◆ TASK INSTRUCTIONS: One line at a time, check the entries below for the word "base", and copy each line that has it.

◆ Dataset rows for apps and sites:
--- --- ---
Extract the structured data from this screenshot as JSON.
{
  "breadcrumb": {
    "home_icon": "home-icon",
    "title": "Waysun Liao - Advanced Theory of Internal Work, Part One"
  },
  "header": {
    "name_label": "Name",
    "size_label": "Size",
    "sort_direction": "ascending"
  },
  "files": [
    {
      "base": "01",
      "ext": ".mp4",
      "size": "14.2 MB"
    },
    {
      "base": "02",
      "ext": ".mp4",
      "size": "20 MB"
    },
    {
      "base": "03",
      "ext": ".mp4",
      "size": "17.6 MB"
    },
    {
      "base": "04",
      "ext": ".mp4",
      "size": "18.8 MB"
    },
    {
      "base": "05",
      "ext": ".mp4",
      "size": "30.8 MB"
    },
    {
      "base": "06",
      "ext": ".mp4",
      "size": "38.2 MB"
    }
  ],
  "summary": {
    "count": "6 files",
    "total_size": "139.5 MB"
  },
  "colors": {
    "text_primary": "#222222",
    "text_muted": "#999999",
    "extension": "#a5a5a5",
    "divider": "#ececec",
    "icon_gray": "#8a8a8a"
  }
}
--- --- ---
◆ TASK ANSWER:
      "base": "01",
      "base": "02",
      "base": "03",
      "base": "04",
      "base": "05",
      "base": "06",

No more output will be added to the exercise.